■ EXERCISE BRIEF ■
Without the pictures, can you quote each line below exactly?

■ RECORDS FOR THE TASK ■
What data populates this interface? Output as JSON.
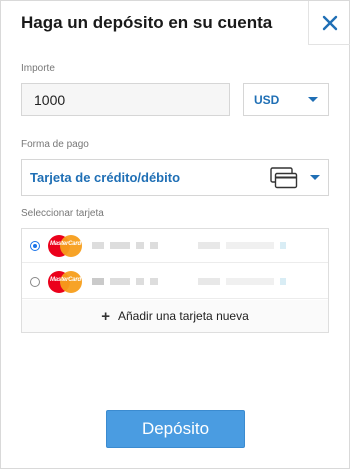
{
  "dialog": {
    "title": "Haga un depósito en su cuenta"
  },
  "amount": {
    "label": "Importe",
    "value": "1000"
  },
  "currency": {
    "selected": "USD"
  },
  "payment_method": {
    "label": "Forma de pago",
    "selected": "Tarjeta de crédito/débito",
    "icon": "credit-card-icon"
  },
  "cards": {
    "label": "Seleccionar tarjeta",
    "items": [
      {
        "brand": "MasterCard",
        "selected": true
      },
      {
        "brand": "MasterCard",
        "selected": false
      }
    ],
    "add_label": "Añadir una tarjeta nueva"
  },
  "actions": {
    "deposit_label": "Depósito"
  },
  "colors": {
    "accent": "#1f6fb5",
    "button": "#4a9ce1"
  }
}
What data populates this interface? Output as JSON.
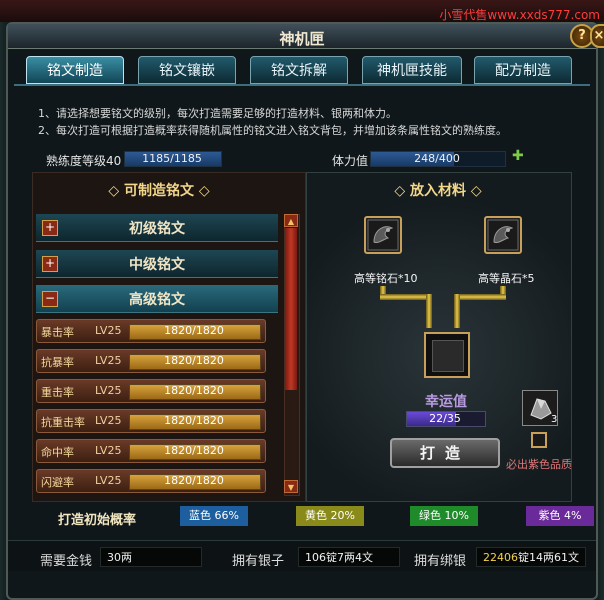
{
  "watermark": "小雪代售www.xxds777.com",
  "window": {
    "title": "神机匣",
    "help_label": "?",
    "close_label": "×"
  },
  "tabs": [
    {
      "label": "铭文制造",
      "active": true
    },
    {
      "label": "铭文镶嵌",
      "active": false
    },
    {
      "label": "铭文拆解",
      "active": false
    },
    {
      "label": "神机匣技能",
      "active": false
    },
    {
      "label": "配方制造",
      "active": false
    }
  ],
  "instructions": [
    "1、请选择想要铭文的级别，每次打造需要足够的打造材料、银两和体力。",
    "2、每次打造可根据打造概率获得随机属性的铭文进入铭文背包，并增加该条属性铭文的熟练度。"
  ],
  "proficiency": {
    "label": "熟练度等级40",
    "value": "1185/1185",
    "fraction": 1.0
  },
  "stamina": {
    "label": "体力值",
    "value": "248/400",
    "fraction": 0.62,
    "add_label": "✚"
  },
  "left_panel": {
    "title": "◇ 可制造铭文 ◇",
    "categories": [
      {
        "icon": "+",
        "label": "初级铭文"
      },
      {
        "icon": "+",
        "label": "中级铭文"
      },
      {
        "icon": "−",
        "label": "高级铭文"
      }
    ],
    "rows": [
      {
        "name": "暴击率",
        "level": "LV25",
        "value": "1820/1820",
        "fraction": 1.0
      },
      {
        "name": "抗暴率",
        "level": "LV25",
        "value": "1820/1820",
        "fraction": 1.0
      },
      {
        "name": "重击率",
        "level": "LV25",
        "value": "1820/1820",
        "fraction": 1.0
      },
      {
        "name": "抗重击率",
        "level": "LV25",
        "value": "1820/1820",
        "fraction": 1.0
      },
      {
        "name": "命中率",
        "level": "LV25",
        "value": "1820/1820",
        "fraction": 1.0
      },
      {
        "name": "闪避率",
        "level": "LV25",
        "value": "1820/1820",
        "fraction": 1.0
      }
    ],
    "scroll_up": "▲",
    "scroll_down": "▼"
  },
  "right_panel": {
    "title": "◇ 放入材料 ◇",
    "materials": [
      {
        "label": "高等铭石*10",
        "icon": "dragon-seal-icon"
      },
      {
        "label": "高等晶石*5",
        "icon": "dragon-seal-icon"
      }
    ],
    "luck_label": "幸运值",
    "luck_value": "22/35",
    "luck_fraction": 0.629,
    "forge_label": "打造",
    "stone_count": "3",
    "purple_label": "必出紫色品质"
  },
  "chances": {
    "title": "打造初始概率",
    "items": [
      {
        "label": "蓝色 66%",
        "color": "#1d5f9e"
      },
      {
        "label": "黄色 20%",
        "color": "#8a8a1a"
      },
      {
        "label": "绿色 10%",
        "color": "#1f8a2a"
      },
      {
        "label": "紫色 4%",
        "color": "#6a2a9a"
      }
    ]
  },
  "bottom": {
    "need_label": "需要金钱",
    "need_value": "30两",
    "silver_label": "拥有银子",
    "silver_value": "106锭7两4文",
    "bound_label": "拥有绑银",
    "bound_value_prefix": "22406",
    "bound_value_rest": "锭14两61文"
  }
}
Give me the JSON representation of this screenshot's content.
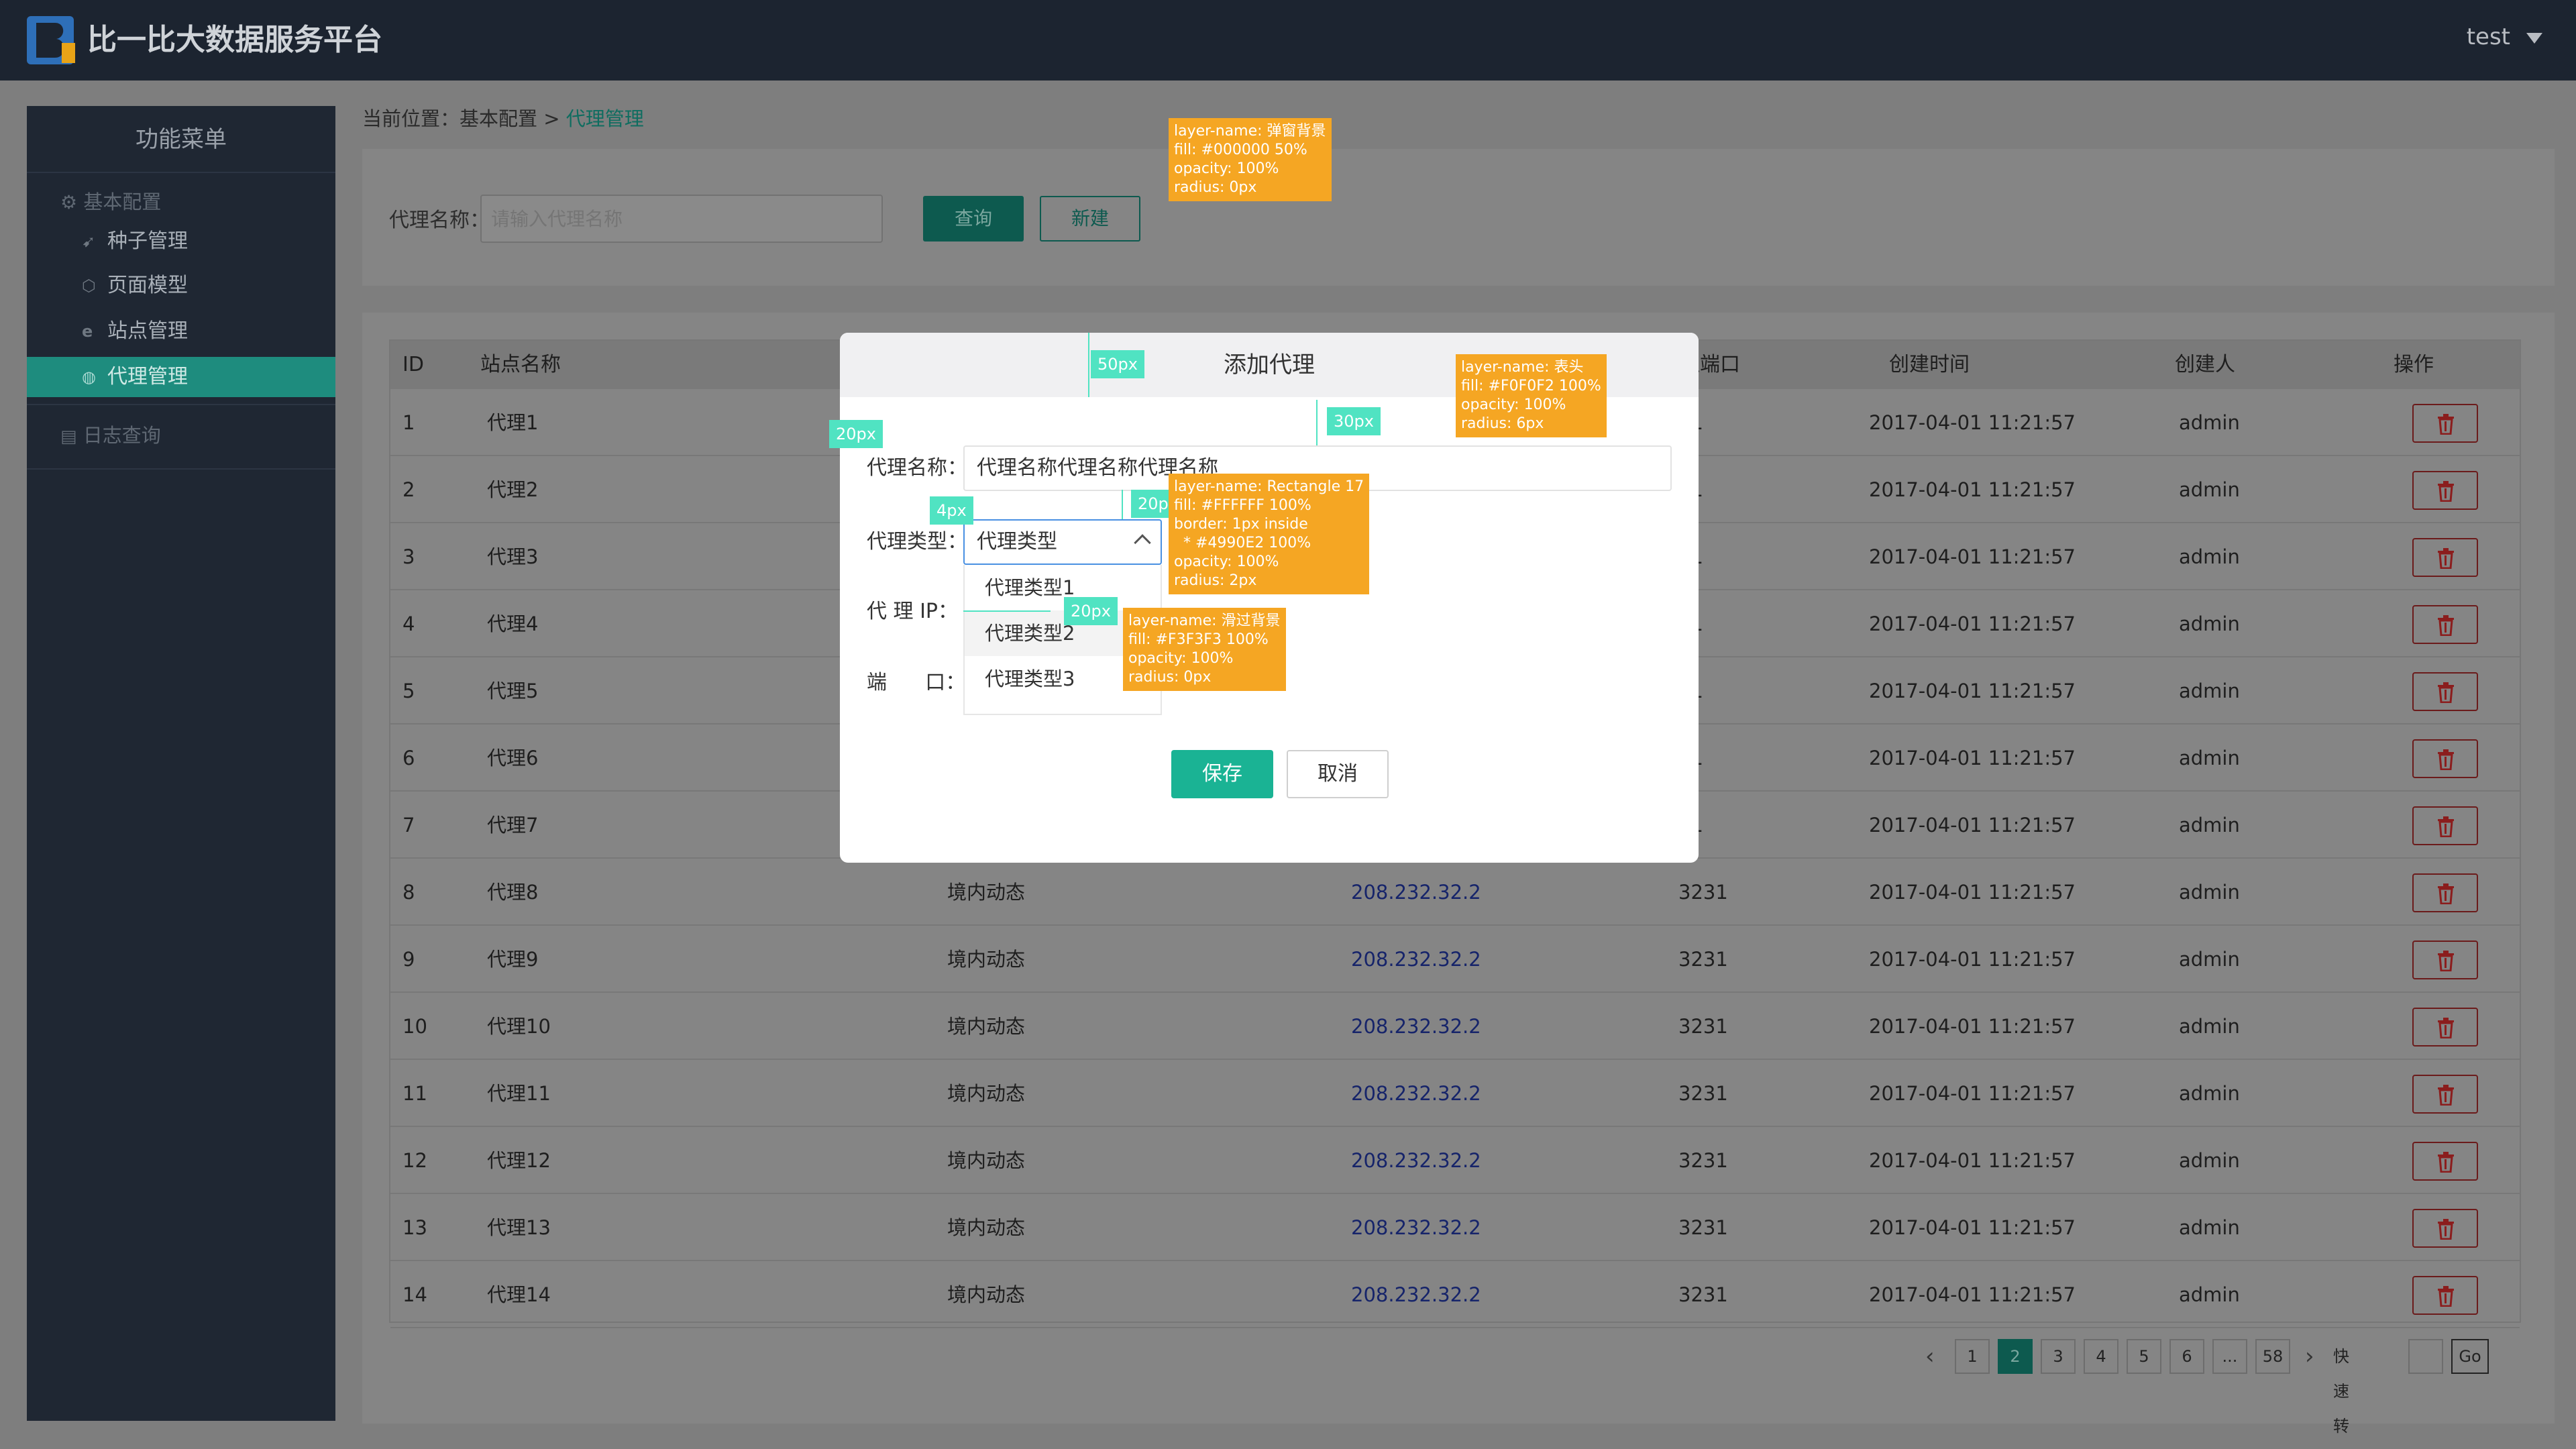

■ FINISHED TASK ■
What data populates this interface? Output as JSON.
{
  "dialog": {
    "title": "Haga un depósito en su cuenta"
  },
  "amount": {
    "label": "Importe",
    "value": "1000"
  },
  "currency": {
    "selected": "USD"
  },
  "payment_method": {
    "label": "Forma de pago",
    "selected": "Tarjeta de crédito/débito",
    "icon": "credit-card-icon"
  },
  "cards": {
    "label": "Seleccionar tarjeta",
    "items": [
      {
        "brand": "MasterCard",
        "selected": true
      },
      {
        "brand": "MasterCard",
        "selected": false
      }
    ],
    "add_label": "Añadir una tarjeta nueva"
  },
  "actions": {
    "deposit_label": "Depósito"
  },
  "colors": {
    "accent": "#1f6fb5",
    "button": "#4a9ce1"
  }
}
What data populates this interface? Output as JSON.
{
  "watermark": "小雪代售www.xxds777.com",
  "window": {
    "title": "神机匣",
    "help_label": "?",
    "close_label": "×"
  },
  "tabs": [
    {
      "label": "铭文制造",
      "active": true
    },
    {
      "label": "铭文镶嵌",
      "active": false
    },
    {
      "label": "铭文拆解",
      "active": false
    },
    {
      "label": "神机匣技能",
      "active": false
    },
    {
      "label": "配方制造",
      "active": false
    }
  ],
  "instructions": [
    "1、请选择想要铭文的级别，每次打造需要足够的打造材料、银两和体力。",
    "2、每次打造可根据打造概率获得随机属性的铭文进入铭文背包，并增加该条属性铭文的熟练度。"
  ],
  "proficiency": {
    "label": "熟练度等级40",
    "value": "1185/1185",
    "fraction": 1.0
  },
  "stamina": {
    "label": "体力值",
    "value": "248/400",
    "fraction": 0.62,
    "add_label": "✚"
  },
  "left_panel": {
    "title": "◇ 可制造铭文 ◇",
    "categories": [
      {
        "icon": "+",
        "label": "初级铭文"
      },
      {
        "icon": "+",
        "label": "中级铭文"
      },
      {
        "icon": "−",
        "label": "高级铭文"
      }
    ],
    "rows": [
      {
        "name": "暴击率",
        "level": "LV25",
        "value": "1820/1820",
        "fraction": 1.0
      },
      {
        "name": "抗暴率",
        "level": "LV25",
        "value": "1820/1820",
        "fraction": 1.0
      },
      {
        "name": "重击率",
        "level": "LV25",
        "value": "1820/1820",
        "fraction": 1.0
      },
      {
        "name": "抗重击率",
        "level": "LV25",
        "value": "1820/1820",
        "fraction": 1.0
      },
      {
        "name": "命中率",
        "level": "LV25",
        "value": "1820/1820",
        "fraction": 1.0
      },
      {
        "name": "闪避率",
        "level": "LV25",
        "value": "1820/1820",
        "fraction": 1.0
      }
    ],
    "scroll_up": "▲",
    "scroll_down": "▼"
  },
  "right_panel": {
    "title": "◇ 放入材料 ◇",
    "materials": [
      {
        "label": "高等铭石*10",
        "icon": "dragon-seal-icon"
      },
      {
        "label": "高等晶石*5",
        "icon": "dragon-seal-icon"
      }
    ],
    "luck_label": "幸运值",
    "luck_value": "22/35",
    "luck_fraction": 0.629,
    "forge_label": "打造",
    "stone_count": "3",
    "purple_label": "必出紫色品质"
  },
  "chances": {
    "title": "打造初始概率",
    "items": [
      {
        "label": "蓝色 66%",
        "color": "#1d5f9e"
      },
      {
        "label": "黄色 20%",
        "color": "#8a8a1a"
      },
      {
        "label": "绿色 10%",
        "color": "#1f8a2a"
      },
      {
        "label": "紫色 4%",
        "color": "#6a2a9a"
      }
    ]
  },
  "bottom": {
    "need_label": "需要金钱",
    "need_value": "30两",
    "silver_label": "拥有银子",
    "silver_value": "106锭7两4文",
    "bound_label": "拥有绑银",
    "bound_value_prefix": "22406",
    "bound_value_rest": "锭14两61文"
  }
}
Give me the JSON representation of this screenshot's content.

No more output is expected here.